Franz Liszt and his "Songs of immense and staggering beauty" 1by Mary Dibbern
This edition of songs by Franz Liszt (1811-1886) includes all of the scores recorded by bassJared Schwartz and pianist Mary Dibbern for the CD Franz Liszt: Songs for Bass Voice andPiano, Toccata Classics 0441, released October 2017. This is the first CD of songs by thecomposer with a selection for bass voice with all but one song transposed to fit thelow-voice range. A complete version of the following excerpted notes, along with thetranslations of the poems into English, is included in the CD booklet.
Franz Liszt was the only major 19th-century composer to compose songs on poems in sixlanguages: German, French, Italian, Hungarian, Russian, and English. These musicalsettings never conformed to the expected musical styles of his epoch´s German Lied, nor tothose of the French mélodie . Even in setting poets that are often found in those repertoires,Liszt sought out a sincere musical response to each text instead of following the expectedstructural or harmonic expression. "In responding to the spirit of German and French poetryhe united the romantic souls of the two nations. His style was just like him, cosmopolitanand universal." 7 The Liszt scholar Humphrey Searle writes that Liszt "began to see every 2piece as the musical expression of a certain idea or state of mind, sometimes derived fromliterature or art, sometimes from experience." Liszt often created not only rewrites, but 3several versions of each song, from changing only a handful of notes to altering the entirestructure of a piece decades later (as was the case in his two settings of three Petrarchsonnets).

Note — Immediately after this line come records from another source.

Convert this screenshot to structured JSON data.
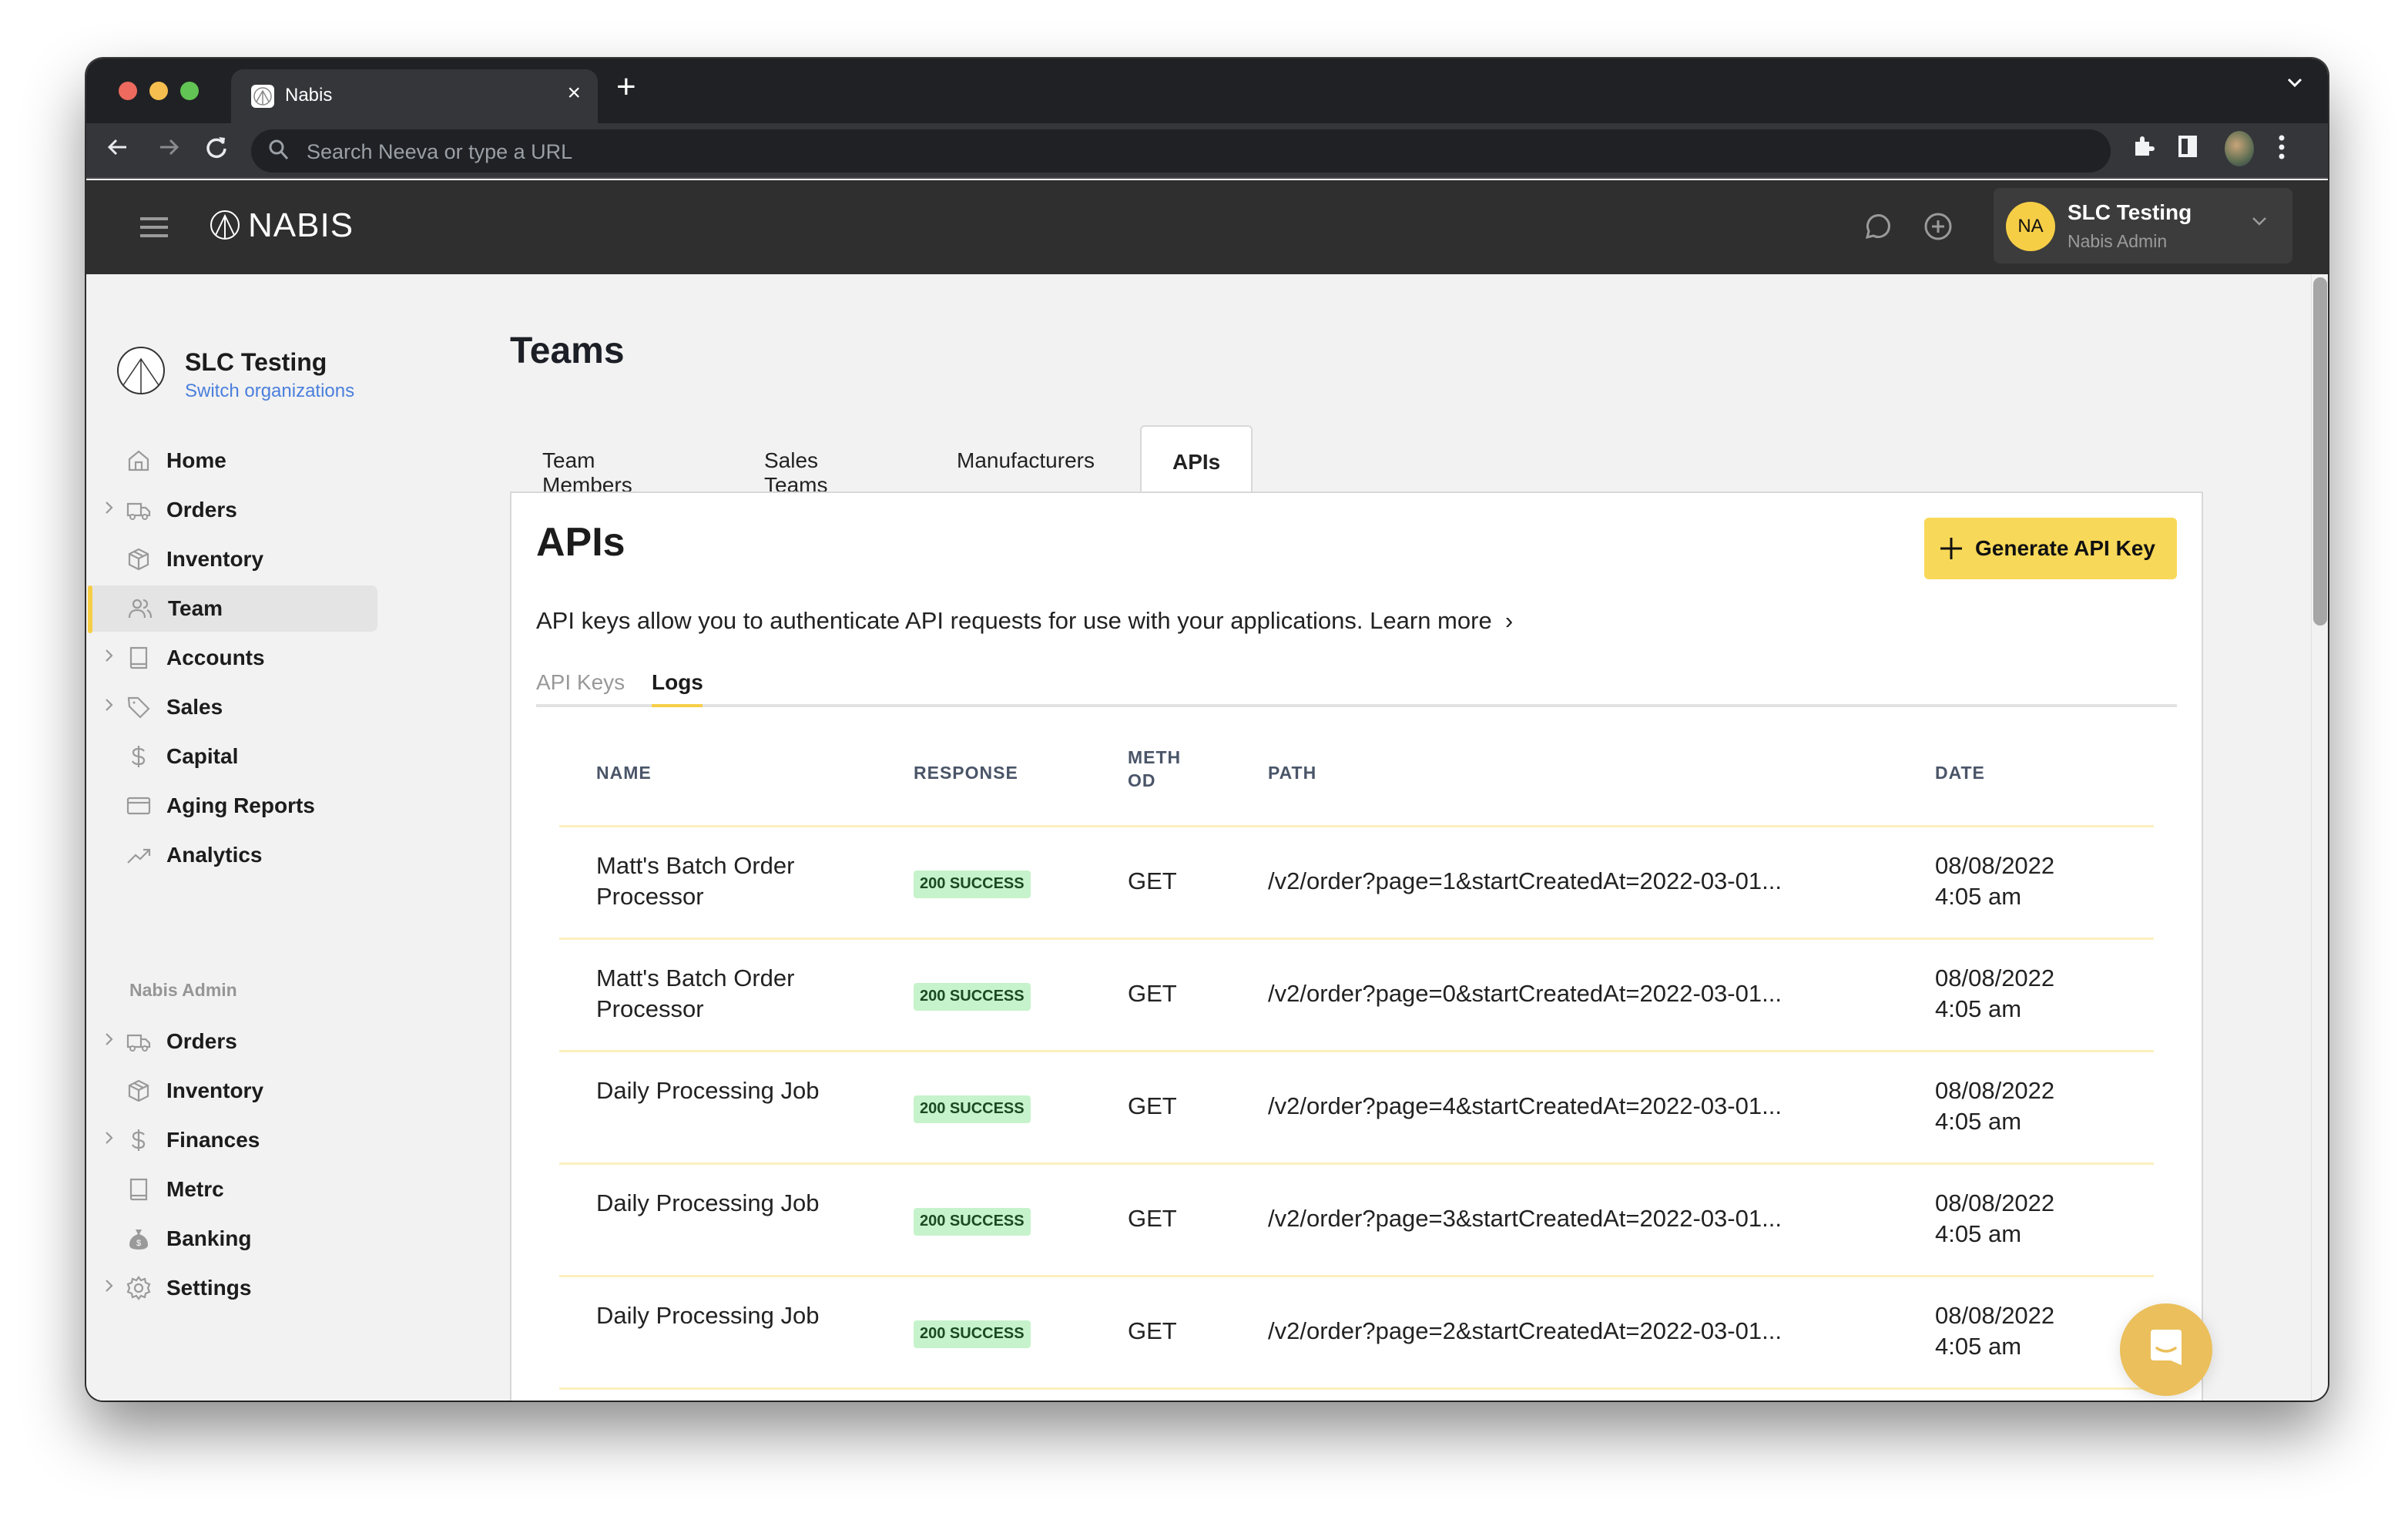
{
  "browser": {
    "tab_title": "Nabis",
    "close_glyph": "×",
    "new_tab_glyph": "+",
    "overflow_glyph": "⌄",
    "omnibox_placeholder": "Search Neeva or type a URL",
    "icons": [
      "back-icon",
      "forward-icon",
      "reload-icon",
      "search-icon",
      "extensions-icon",
      "side-panel-icon",
      "profile-avatar",
      "kebab-menu-icon"
    ]
  },
  "appbar": {
    "logo_text": "NABIS",
    "org_initials": "NA",
    "org_name": "SLC Testing",
    "org_role": "Nabis Admin",
    "accent_color": "#f6ce46"
  },
  "sidebar": {
    "org_name": "SLC Testing",
    "switch_label": "Switch organizations",
    "items": [
      {
        "label": "Home",
        "icon": "home-icon",
        "expandable": false,
        "active": false
      },
      {
        "label": "Orders",
        "icon": "truck-icon",
        "expandable": true,
        "active": false
      },
      {
        "label": "Inventory",
        "icon": "box-icon",
        "expandable": false,
        "active": false
      },
      {
        "label": "Team",
        "icon": "users-icon",
        "expandable": false,
        "active": true
      },
      {
        "label": "Accounts",
        "icon": "book-icon",
        "expandable": true,
        "active": false
      },
      {
        "label": "Sales",
        "icon": "tag-icon",
        "expandable": true,
        "active": false
      },
      {
        "label": "Capital",
        "icon": "dollar-icon",
        "expandable": false,
        "active": false
      },
      {
        "label": "Aging Reports",
        "icon": "card-icon",
        "expandable": false,
        "active": false
      },
      {
        "label": "Analytics",
        "icon": "trend-icon",
        "expandable": false,
        "active": false
      }
    ],
    "admin_section_label": "Nabis Admin",
    "admin_items": [
      {
        "label": "Orders",
        "icon": "truck-icon",
        "expandable": true
      },
      {
        "label": "Inventory",
        "icon": "box-icon",
        "expandable": false
      },
      {
        "label": "Finances",
        "icon": "dollar-icon",
        "expandable": true
      },
      {
        "label": "Metrc",
        "icon": "book-icon",
        "expandable": false
      },
      {
        "label": "Banking",
        "icon": "money-bag-icon",
        "expandable": false
      },
      {
        "label": "Settings",
        "icon": "gear-icon",
        "expandable": true
      }
    ]
  },
  "main": {
    "page_title": "Teams",
    "tabs": [
      {
        "label": "Team Members",
        "active": false
      },
      {
        "label": "Sales Teams",
        "active": false
      },
      {
        "label": "Manufacturers",
        "active": false
      },
      {
        "label": "APIs",
        "active": true
      }
    ],
    "card": {
      "title": "APIs",
      "generate_button": "Generate API Key",
      "description": "API keys allow you to authenticate API requests for use with your applications.",
      "learn_more": "Learn more",
      "learn_more_chevron": "›",
      "subtabs": [
        {
          "label": "API Keys",
          "active": false
        },
        {
          "label": "Logs",
          "active": true
        }
      ]
    },
    "table": {
      "columns": [
        "NAME",
        "RESPONSE",
        "METH OD",
        "PATH",
        "DATE"
      ],
      "method_header_lines": [
        "METH",
        "OD"
      ],
      "rows": [
        {
          "name": "Matt's Batch Order Processor",
          "response": "200 SUCCESS",
          "method": "GET",
          "path": "/v2/order?page=1&startCreatedAt=2022-03-01...",
          "date": "08/08/2022",
          "time": "4:05 am"
        },
        {
          "name": "Matt's Batch Order Processor",
          "response": "200 SUCCESS",
          "method": "GET",
          "path": "/v2/order?page=0&startCreatedAt=2022-03-01...",
          "date": "08/08/2022",
          "time": "4:05 am"
        },
        {
          "name": "Daily Processing Job",
          "response": "200 SUCCESS",
          "method": "GET",
          "path": "/v2/order?page=4&startCreatedAt=2022-03-01...",
          "date": "08/08/2022",
          "time": "4:05 am"
        },
        {
          "name": "Daily Processing Job",
          "response": "200 SUCCESS",
          "method": "GET",
          "path": "/v2/order?page=3&startCreatedAt=2022-03-01...",
          "date": "08/08/2022",
          "time": "4:05 am"
        },
        {
          "name": "Daily Processing Job",
          "response": "200 SUCCESS",
          "method": "GET",
          "path": "/v2/order?page=2&startCreatedAt=2022-03-01...",
          "date": "08/08/2022",
          "time": "4:05 am"
        }
      ]
    }
  },
  "colors": {
    "primary_button": "#f8d858",
    "success_badge_bg": "#c6f3cb",
    "success_badge_text": "#1b4a22",
    "link": "#4a7fdc",
    "chat_widget": "#ebbf5b"
  },
  "scroll": {
    "position_fraction": 0.0,
    "visible_fraction": 0.31
  }
}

The selections in this edition and on the CD are the first recorded performances ofany of his voice-piano music by a bass voice, and all but one are transpositions tolow-voice keys. The songs represent four of the six languages that Liszt set: German (7),French (3), Italian (1), and English (1). They are also examples of the stylistic and dramaticvariety of three distinct periods that musicologists often use to describe Liszt´s musicalproduction. We chose three songs from the Early Period (1838-1847) that includes theyears of his rising fame as a piano virtuoso, five from the Weimar Period (1848-1858), whenhe abruptly left the concert stage to accept the post of Kappelmeister in the Weimar court,and finally, four from the Last Period (1870-1886), which began after Liszt left Weimar andtook minor orders in the Catholic church. Throughout his career, Liszt wrote complex vocalmusic with a two-octave ambitus and dynamics ranging from the most delicate ppp to aroaring ff . His songs transformed the previously limited vocal tessaturas and range ofdynamics found in the music of his contemporaries´ 19th-century chamber music salons.